Editor’s Note: This is part four of a four-part series.
Explore This IssueACEP Now: Vol 36 – No 04 – April 2017
The International Liaison Committee on Resuscitation (ILCOR) appointed a task force in 2013 to prepare recommendations regarding first-aid care by trained or untrained rescuers. The recommendations were released with the 2015 American Heart Association Guidelines Update for Cardiopulmonary Resuscitation and Emergency Cardiovascular Care. The goal was to provide an evidence base for the initial care provided by laypersons, EMS, and physicians outside of the office or hospital setting.
ACEP Now has partnered with three emergency medicine residency training programs (Wake Forest School of Medicine, Winston-Salem, North Carolina; Mayo School of Graduate Medical Education/Mayo Clinic, Rochester, Minnesota; and Warren Alpert Medical School of Brown University, Providence, Rhode Island) to review 15 of these recommendations following the PICO (Population, Intervention, Comparator, and Outcomes) analytic format utilized by the recommendation authors.
- Howard Mell, MD, MPH, CPE, FACEP, emergency physician and member of ACEP Now’s editorial advisory board
- Jessica L. Smith, MD, FACEP, associate professor (clinical), Warren Alpert Medical School of Brown University, and program director, Emergency Medicine Residency
- Jason Stopyra, MD, FACEP, assistant professor, Wake Forest Baptist Medical Center, Department of Emergency Medicine
- Matthew Sztajnkrycer, MD, PHD, FACEP, associate professor, Mayo Clinic, Department of Emergency Medicine
Reference: Singletary EM, Charlton NP, Epstein JL, et al. Part 15: first aid: 2015 American Heart Association and American Red Cross guidelines update for first aid. Circulation. 2015;132(suppl 2):S574–S589.
First-Aid Education (FA 773)
Recommendation Author: Jennifer Beatty, MD
Dr. Beatty is a member of the residency training class of 2018 at the Wake Forest University School of Medicine.

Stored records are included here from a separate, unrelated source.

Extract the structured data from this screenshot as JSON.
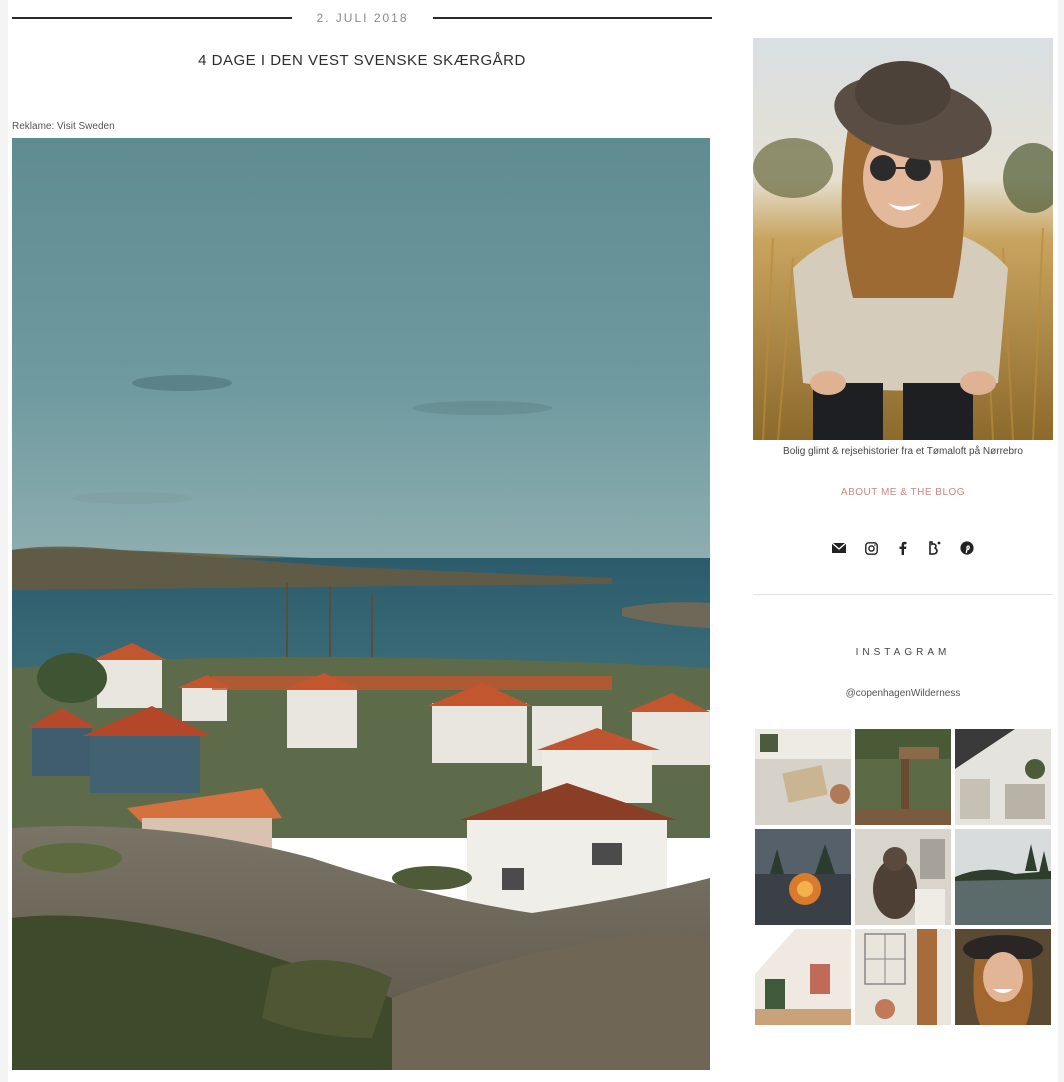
{
  "post": {
    "date": "2. JULI 2018",
    "title": "4 DAGE I DEN VEST SVENSKE SKÆRGÅRD",
    "sponsor": "Reklame: Visit Sweden"
  },
  "sidebar": {
    "caption": "Bolig glimt & rejsehistorier fra et Tømaloft på Nørrebro",
    "about_link": "ABOUT ME & THE BLOG",
    "social_icons": [
      "mail-icon",
      "instagram-icon",
      "facebook-icon",
      "bloglovin-icon",
      "pinterest-icon"
    ],
    "instagram": {
      "heading": "INSTAGRAM",
      "handle": "@copenhagenWilderness"
    }
  },
  "colors": {
    "accent_link": "#c9868a",
    "date_rule": "#2a2a2a"
  }
}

Question: Among patients receiving first aid (P), does care from trained first-aid providers (I) compared with care from untrained persons (C) change survival rates, recognition of acute injury/illness, prevention of further illness/injury, time to resolution of injury, likelihood of harm, or time to symptom resolution (O)?
Results: Results: Low- or very-low-quality observational studies were identified to address some PICO outcomes.
Outcomes: One low-quality observational study showed reduced mortality among 1,341 patients initially managed by first-aid providers (9.8 percent versus 15.6 percent). One very-low-quality observational study of 125 subjects with burns showed 88.5 percent of patients treated by first-aid providers required hospitalization fewer than 10 days versus only 67.2 percent of subjects without intervention. One low-quality observational study of 244 burn patients showed benefit from care after a burn treatment campaign, with reduction in requiring inpatient wound care/surgery (35.6 percent versus 64.2 percent). Additionally, a review was found that showed training of laypersons with a stroke assessment system led to improved recognition of stroke after training (94.4 percent versus 76.4 percent).